(WORK ORDER) Copy every record exactly.

START DATA FOR ANALYSIS

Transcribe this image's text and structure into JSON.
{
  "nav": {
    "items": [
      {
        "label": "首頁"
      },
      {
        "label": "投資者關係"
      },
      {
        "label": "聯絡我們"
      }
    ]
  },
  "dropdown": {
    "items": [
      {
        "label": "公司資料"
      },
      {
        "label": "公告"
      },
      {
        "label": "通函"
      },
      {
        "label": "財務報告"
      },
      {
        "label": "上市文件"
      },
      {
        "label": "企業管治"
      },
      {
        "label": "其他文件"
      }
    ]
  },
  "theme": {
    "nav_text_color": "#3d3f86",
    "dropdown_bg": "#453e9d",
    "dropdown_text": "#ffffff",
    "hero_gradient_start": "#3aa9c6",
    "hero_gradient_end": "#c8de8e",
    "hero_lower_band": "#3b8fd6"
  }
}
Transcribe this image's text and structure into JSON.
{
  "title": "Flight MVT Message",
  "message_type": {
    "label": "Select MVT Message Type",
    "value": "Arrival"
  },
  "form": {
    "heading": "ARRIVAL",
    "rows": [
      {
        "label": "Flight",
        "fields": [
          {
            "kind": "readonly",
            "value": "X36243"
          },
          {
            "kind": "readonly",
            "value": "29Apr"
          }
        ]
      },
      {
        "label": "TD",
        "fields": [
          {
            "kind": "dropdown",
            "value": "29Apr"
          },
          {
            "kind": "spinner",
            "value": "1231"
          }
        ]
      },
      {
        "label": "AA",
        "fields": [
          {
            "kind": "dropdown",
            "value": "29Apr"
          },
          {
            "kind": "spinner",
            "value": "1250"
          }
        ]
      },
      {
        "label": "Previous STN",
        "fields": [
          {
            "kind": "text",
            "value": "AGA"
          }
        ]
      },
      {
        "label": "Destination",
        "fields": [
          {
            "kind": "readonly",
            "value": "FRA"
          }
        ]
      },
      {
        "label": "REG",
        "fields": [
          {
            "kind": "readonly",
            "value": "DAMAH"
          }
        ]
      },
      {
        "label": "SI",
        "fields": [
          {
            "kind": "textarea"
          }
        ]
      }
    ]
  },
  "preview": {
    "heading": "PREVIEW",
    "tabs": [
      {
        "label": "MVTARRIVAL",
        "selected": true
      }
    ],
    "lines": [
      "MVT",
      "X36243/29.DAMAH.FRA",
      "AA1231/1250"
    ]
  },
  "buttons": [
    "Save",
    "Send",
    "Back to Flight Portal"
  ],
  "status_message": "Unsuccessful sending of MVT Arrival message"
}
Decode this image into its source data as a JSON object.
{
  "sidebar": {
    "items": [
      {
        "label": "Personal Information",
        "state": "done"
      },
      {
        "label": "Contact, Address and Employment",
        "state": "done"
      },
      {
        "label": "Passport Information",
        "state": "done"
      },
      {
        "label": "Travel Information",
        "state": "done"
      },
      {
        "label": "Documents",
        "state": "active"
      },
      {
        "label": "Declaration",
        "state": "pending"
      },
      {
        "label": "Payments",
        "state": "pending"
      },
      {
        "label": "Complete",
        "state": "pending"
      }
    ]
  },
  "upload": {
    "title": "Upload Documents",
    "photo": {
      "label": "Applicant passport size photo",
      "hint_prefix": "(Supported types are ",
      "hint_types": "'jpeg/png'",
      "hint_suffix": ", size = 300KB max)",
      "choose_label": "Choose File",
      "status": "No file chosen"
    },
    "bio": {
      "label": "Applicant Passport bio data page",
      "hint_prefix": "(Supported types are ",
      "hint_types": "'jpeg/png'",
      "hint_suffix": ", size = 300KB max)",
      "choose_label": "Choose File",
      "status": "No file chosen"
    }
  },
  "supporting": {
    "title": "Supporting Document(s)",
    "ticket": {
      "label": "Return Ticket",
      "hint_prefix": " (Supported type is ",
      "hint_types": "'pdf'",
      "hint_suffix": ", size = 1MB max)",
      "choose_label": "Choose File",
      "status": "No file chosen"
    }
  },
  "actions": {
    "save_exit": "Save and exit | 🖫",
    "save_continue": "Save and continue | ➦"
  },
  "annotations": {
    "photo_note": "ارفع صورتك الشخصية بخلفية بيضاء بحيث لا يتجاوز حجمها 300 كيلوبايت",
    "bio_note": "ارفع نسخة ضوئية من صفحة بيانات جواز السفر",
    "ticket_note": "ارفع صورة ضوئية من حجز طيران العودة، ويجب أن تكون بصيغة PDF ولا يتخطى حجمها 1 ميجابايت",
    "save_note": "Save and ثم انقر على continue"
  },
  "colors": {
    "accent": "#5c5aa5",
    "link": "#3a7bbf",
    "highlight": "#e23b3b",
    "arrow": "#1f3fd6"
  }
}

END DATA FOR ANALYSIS

(PROBLEM SOLUTION)
Transcribe this image's text and structure into JSON.
{
  "nav": {
    "items": [
      {
        "label": "首頁"
      },
      {
        "label": "投資者關係"
      },
      {
        "label": "聯絡我們"
      }
    ]
  },
  "dropdown": {
    "items": [
      {
        "label": "公司資料"
      },
      {
        "label": "公告"
      },
      {
        "label": "通函"
      },
      {
        "label": "財務報告"
      },
      {
        "label": "上市文件"
      },
      {
        "label": "企業管治"
      },
      {
        "label": "其他文件"
      }
    ]
  },
  "theme": {
    "nav_text_color": "#3d3f86",
    "dropdown_bg": "#453e9d",
    "dropdown_text": "#ffffff",
    "hero_gradient_start": "#3aa9c6",
    "hero_gradient_end": "#c8de8e",
    "hero_lower_band": "#3b8fd6"
  }
}
Transcribe this image's text and structure into JSON.
{
  "title": "Flight MVT Message",
  "message_type": {
    "label": "Select MVT Message Type",
    "value": "Arrival"
  },
  "form": {
    "heading": "ARRIVAL",
    "rows": [
      {
        "label": "Flight",
        "fields": [
          {
            "kind": "readonly",
            "value": "X36243"
          },
          {
            "kind": "readonly",
            "value": "29Apr"
          }
        ]
      },
      {
        "label": "TD",
        "fields": [
          {
            "kind": "dropdown",
            "value": "29Apr"
          },
          {
            "kind": "spinner",
            "value": "1231"
          }
        ]
      },
      {
        "label": "AA",
        "fields": [
          {
            "kind": "dropdown",
            "value": "29Apr"
          },
          {
            "kind": "spinner",
            "value": "1250"
          }
        ]
      },
      {
        "label": "Previous STN",
        "fields": [
          {
            "kind": "text",
            "value": "AGA"
          }
        ]
      },
      {
        "label": "Destination",
        "fields": [
          {
            "kind": "readonly",
            "value": "FRA"
          }
        ]
      },
      {
        "label": "REG",
        "fields": [
          {
            "kind": "readonly",
            "value": "DAMAH"
          }
        ]
      },
      {
        "label": "SI",
        "fields": [
          {
            "kind": "textarea"
          }
        ]
      }
    ]
  },
  "preview": {
    "heading": "PREVIEW",
    "tabs": [
      {
        "label": "MVTARRIVAL",
        "selected": true
      }
    ],
    "lines": [
      "MVT",
      "X36243/29.DAMAH.FRA",
      "AA1231/1250"
    ]
  },
  "buttons": [
    "Save",
    "Send",
    "Back to Flight Portal"
  ],
  "status_message": "Unsuccessful sending of MVT Arrival message"
}
Decode this image into its source data as a JSON object.
{
  "sidebar": {
    "items": [
      {
        "label": "Personal Information",
        "state": "done"
      },
      {
        "label": "Contact, Address and Employment",
        "state": "done"
      },
      {
        "label": "Passport Information",
        "state": "done"
      },
      {
        "label": "Travel Information",
        "state": "done"
      },
      {
        "label": "Documents",
        "state": "active"
      },
      {
        "label": "Declaration",
        "state": "pending"
      },
      {
        "label": "Payments",
        "state": "pending"
      },
      {
        "label": "Complete",
        "state": "pending"
      }
    ]
  },
  "upload": {
    "title": "Upload Documents",
    "photo": {
      "label": "Applicant passport size photo",
      "hint_prefix": "(Supported types are ",
      "hint_types": "'jpeg/png'",
      "hint_suffix": ", size = 300KB max)",
      "choose_label": "Choose File",
      "status": "No file chosen"
    },
    "bio": {
      "label": "Applicant Passport bio data page",
      "hint_prefix": "(Supported types are ",
      "hint_types": "'jpeg/png'",
      "hint_suffix": ", size = 300KB max)",
      "choose_label": "Choose File",
      "status": "No file chosen"
    }
  },
  "supporting": {
    "title": "Supporting Document(s)",
    "ticket": {
      "label": "Return Ticket",
      "hint_prefix": " (Supported type is ",
      "hint_types": "'pdf'",
      "hint_suffix": ", size = 1MB max)",
      "choose_label": "Choose File",
      "status": "No file chosen"
    }
  },
  "actions": {
    "save_exit": "Save and exit | 🖫",
    "save_continue": "Save and continue | ➦"
  },
  "annotations": {
    "photo_note": "ارفع صورتك الشخصية بخلفية بيضاء بحيث لا يتجاوز حجمها 300 كيلوبايت",
    "bio_note": "ارفع نسخة ضوئية من صفحة بيانات جواز السفر",
    "ticket_note": "ارفع صورة ضوئية من حجز طيران العودة، ويجب أن تكون بصيغة PDF ولا يتخطى حجمها 1 ميجابايت",
    "save_note": "Save and ثم انقر على continue"
  },
  "colors": {
    "accent": "#5c5aa5",
    "link": "#3a7bbf",
    "highlight": "#e23b3b",
    "arrow": "#1f3fd6"
  }
}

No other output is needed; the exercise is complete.